‘Famed as favourite attack dog in the imperial kennel’ by Tariq Ali for The Guardian, May 11, 2007
Blair’s first loyalty was to the White House. The result has been a legacy of hatred that ultimately ended his premiership
The departure, too, was spun in classic New Labour, Dear Leader fashion. A carefully selected audience, a self-serving speech, the quivering lip and soon the dramaturgy was over. He had arrived at No 10 with a carefully orchestrated display of union flags. Patriotic fervour was also on show yesterday, with references to “this blessed country … the greatest country in the world” – no mention of the McDonald’s, Starbucks, Benetton that adorn every high street – nor of how Britain under his watch came to be seen in the rest of the world: a favourite attack dog in the imperial kennel.
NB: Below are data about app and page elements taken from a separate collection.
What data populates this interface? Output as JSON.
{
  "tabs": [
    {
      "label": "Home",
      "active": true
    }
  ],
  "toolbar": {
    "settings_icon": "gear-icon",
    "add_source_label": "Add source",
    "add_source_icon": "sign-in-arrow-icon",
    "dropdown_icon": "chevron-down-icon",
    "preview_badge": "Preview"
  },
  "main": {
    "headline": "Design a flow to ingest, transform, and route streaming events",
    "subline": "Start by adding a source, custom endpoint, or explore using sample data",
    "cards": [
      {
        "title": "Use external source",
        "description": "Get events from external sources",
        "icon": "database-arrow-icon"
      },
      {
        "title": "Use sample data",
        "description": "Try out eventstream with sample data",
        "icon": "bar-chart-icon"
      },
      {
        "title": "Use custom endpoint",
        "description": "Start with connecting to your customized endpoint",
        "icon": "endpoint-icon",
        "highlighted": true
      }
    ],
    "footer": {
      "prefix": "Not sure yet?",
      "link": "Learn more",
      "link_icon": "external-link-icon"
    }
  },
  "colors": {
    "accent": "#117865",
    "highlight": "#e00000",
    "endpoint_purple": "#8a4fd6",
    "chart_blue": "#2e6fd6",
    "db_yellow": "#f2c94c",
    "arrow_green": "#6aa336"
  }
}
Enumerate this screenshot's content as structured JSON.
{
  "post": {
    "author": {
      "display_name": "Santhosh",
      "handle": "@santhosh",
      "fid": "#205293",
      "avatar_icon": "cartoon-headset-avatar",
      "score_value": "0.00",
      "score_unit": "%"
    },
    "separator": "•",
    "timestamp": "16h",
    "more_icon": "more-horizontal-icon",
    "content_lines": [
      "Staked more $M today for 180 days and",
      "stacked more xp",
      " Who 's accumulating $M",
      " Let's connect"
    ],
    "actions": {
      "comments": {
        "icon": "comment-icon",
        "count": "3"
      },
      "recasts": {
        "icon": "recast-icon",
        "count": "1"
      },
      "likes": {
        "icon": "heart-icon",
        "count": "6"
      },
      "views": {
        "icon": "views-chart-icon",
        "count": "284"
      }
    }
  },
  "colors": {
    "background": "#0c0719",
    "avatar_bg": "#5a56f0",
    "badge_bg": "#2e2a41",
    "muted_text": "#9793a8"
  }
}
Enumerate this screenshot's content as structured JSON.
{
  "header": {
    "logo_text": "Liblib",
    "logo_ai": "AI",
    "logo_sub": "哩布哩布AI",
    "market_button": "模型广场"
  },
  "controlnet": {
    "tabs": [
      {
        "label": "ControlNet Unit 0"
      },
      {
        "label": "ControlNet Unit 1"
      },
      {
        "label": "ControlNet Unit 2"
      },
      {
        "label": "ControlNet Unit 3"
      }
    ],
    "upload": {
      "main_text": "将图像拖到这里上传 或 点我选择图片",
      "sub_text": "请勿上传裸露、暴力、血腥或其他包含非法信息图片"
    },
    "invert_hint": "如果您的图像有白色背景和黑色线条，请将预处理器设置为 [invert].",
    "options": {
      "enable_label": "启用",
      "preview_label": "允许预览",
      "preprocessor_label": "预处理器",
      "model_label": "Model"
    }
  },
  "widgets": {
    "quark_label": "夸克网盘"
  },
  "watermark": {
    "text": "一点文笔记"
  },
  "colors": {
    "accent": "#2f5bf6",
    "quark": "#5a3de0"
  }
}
Tony Blair’s principal success was in winning three general elections in a row. A second-rate actor, he turned out to be a crafty and avaricious politician. Bereft of ideas, he eagerly grasped and tried to improve on Margaret Thatcher’s legacy. But though in many ways Blair’s programme has been a euphemistic, if bloodier, version of Thatcher’s, the style of their departures is very different. read more